A family is pulled to Jewish mysticism—and away from each other—in this expansive saga about faith, love, and loss.

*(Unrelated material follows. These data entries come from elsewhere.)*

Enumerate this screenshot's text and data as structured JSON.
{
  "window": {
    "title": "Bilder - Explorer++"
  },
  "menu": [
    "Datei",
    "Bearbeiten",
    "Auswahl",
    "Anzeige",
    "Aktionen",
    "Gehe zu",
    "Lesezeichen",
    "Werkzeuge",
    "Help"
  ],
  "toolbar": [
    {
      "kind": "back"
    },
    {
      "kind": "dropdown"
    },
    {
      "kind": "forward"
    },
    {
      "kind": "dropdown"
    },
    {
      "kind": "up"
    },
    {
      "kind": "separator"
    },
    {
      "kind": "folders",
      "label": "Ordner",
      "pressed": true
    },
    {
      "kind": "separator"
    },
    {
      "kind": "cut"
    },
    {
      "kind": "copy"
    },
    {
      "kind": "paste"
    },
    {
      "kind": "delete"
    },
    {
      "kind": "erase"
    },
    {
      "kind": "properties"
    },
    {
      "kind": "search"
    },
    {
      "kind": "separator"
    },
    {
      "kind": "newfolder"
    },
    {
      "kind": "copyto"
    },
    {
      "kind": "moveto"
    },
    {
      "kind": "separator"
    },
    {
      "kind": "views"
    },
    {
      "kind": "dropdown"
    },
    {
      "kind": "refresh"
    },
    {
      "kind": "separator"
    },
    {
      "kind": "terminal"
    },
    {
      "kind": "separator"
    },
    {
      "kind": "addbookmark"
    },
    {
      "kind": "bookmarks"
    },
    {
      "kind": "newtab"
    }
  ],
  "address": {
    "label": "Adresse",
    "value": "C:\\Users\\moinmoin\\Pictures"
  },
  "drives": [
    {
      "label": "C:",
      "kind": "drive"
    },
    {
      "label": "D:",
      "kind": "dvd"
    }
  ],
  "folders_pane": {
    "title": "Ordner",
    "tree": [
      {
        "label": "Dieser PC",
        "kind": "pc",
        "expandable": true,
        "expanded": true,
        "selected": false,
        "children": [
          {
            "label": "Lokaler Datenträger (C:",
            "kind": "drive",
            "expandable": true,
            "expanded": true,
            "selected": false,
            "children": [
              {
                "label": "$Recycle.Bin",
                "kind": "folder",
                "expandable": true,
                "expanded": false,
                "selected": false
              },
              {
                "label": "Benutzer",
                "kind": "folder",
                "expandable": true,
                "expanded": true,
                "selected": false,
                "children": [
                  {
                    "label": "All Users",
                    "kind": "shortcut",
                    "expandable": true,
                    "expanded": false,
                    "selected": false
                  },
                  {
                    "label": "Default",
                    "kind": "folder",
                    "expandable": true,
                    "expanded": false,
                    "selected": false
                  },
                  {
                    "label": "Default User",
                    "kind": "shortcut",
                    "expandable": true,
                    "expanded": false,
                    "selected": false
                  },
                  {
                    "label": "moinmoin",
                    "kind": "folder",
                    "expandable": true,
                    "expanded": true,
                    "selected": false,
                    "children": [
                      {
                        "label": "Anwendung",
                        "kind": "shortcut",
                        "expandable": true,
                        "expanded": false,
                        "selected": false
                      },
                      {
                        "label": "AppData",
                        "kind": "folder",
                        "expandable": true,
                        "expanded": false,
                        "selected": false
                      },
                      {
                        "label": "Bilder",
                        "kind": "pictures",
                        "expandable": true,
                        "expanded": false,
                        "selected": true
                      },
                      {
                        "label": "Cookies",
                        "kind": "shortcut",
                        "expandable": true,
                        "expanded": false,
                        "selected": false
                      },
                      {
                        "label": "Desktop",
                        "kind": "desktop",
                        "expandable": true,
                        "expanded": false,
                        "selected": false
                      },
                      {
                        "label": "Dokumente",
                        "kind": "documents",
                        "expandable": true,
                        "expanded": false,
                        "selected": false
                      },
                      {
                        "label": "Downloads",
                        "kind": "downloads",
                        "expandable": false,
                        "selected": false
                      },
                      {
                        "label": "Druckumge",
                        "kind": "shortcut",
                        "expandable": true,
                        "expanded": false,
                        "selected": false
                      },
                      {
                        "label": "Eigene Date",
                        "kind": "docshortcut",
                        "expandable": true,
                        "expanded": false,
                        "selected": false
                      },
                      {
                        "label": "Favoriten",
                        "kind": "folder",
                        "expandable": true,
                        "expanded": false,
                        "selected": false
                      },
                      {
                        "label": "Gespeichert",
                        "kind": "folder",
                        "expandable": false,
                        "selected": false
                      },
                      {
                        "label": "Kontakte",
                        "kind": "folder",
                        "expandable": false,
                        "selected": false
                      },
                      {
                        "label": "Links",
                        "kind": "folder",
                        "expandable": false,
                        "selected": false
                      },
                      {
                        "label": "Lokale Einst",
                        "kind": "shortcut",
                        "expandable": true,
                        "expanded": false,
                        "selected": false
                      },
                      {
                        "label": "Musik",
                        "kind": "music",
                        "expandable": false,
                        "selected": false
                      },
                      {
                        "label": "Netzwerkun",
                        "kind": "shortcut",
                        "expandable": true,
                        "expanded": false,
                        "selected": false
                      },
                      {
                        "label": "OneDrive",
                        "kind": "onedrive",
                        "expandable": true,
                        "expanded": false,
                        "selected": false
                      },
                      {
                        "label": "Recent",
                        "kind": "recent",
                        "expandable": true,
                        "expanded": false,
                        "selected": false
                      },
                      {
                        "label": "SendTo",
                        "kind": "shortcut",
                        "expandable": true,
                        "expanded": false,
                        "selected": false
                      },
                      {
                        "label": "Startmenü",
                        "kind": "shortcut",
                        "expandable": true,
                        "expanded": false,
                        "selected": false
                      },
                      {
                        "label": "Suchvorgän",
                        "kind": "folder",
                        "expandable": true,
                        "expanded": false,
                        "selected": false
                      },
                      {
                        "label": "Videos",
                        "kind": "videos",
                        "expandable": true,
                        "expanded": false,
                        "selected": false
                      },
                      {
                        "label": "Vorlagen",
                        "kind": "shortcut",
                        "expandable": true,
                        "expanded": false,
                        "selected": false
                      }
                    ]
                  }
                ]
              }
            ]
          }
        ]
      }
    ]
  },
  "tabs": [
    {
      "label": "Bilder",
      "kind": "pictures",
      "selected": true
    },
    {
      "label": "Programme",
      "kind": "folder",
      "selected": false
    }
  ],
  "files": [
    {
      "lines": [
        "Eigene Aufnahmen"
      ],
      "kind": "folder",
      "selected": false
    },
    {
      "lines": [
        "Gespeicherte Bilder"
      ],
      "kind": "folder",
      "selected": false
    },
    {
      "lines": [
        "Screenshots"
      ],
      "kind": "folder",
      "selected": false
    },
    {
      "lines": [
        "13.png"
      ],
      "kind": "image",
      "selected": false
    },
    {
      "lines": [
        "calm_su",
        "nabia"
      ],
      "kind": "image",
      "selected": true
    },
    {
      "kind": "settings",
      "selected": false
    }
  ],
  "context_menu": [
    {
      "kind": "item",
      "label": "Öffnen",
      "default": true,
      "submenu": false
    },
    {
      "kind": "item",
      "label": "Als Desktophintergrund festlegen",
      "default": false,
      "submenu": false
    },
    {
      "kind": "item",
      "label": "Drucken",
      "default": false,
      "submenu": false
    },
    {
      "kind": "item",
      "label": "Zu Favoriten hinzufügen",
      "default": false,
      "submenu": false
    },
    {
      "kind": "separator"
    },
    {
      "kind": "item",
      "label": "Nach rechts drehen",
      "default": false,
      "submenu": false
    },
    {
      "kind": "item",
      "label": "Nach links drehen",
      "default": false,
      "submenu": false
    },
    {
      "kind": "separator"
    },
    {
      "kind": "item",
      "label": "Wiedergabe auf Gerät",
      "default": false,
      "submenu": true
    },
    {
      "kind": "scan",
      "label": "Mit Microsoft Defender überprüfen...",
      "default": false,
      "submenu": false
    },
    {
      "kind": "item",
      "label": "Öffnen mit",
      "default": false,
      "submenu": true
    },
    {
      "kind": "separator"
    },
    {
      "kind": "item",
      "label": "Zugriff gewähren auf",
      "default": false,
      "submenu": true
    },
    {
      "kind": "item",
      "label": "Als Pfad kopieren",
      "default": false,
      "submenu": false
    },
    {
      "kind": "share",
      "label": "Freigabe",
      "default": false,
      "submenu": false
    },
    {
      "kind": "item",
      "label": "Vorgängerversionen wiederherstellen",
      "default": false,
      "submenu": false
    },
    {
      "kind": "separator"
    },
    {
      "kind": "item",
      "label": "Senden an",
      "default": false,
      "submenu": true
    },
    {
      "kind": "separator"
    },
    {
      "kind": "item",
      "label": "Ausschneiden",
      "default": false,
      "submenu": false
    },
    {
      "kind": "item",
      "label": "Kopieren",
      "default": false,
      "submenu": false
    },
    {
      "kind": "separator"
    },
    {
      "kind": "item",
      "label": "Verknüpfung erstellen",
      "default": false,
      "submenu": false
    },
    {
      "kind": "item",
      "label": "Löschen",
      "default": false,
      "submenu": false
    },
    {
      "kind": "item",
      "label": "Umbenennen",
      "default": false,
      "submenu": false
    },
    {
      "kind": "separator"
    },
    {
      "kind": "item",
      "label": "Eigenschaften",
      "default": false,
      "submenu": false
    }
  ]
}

Samuel’s debut is divided into four sections. The first three, with different narrators, recount distinct eras in the Meyers' history. We meet Lev at age 11, a few years after the sudden death of his mother, a religious Jewish woman. Lev is acutely attuned to the emotions of others, especially of his sister and father. He begins exploring religion, building a friendship with his delusional, religious neighbor. The second section picks up the thread years later, gathering momentum through the eyes of his father, David. A religious studies professor, David has shunned religion as anything but an objective, academic study for years. After suffering a health scare, however, he's drawn to the powerful ideas of cabala. Samara’s section starts after another family loss. She's a college student living away from home. Though emotionally estranged from her father, she finds the same coping mechanism he had, embarking on a cabalistic mystical pursuit. The fragmented style is unified in the final section through an omniscient narrator, providing a full sense of the Meyerses and their neighborhood. The minor characters, ever present in the background, shine as their stories conclude powerfully. Often, mysteries that loom large for one narrator are answered logically by another. This level of coincidence could be deemed implausible by some readers, yet it fits in with the overarching theme of faith.
A tale about the stories we let ourselves believe.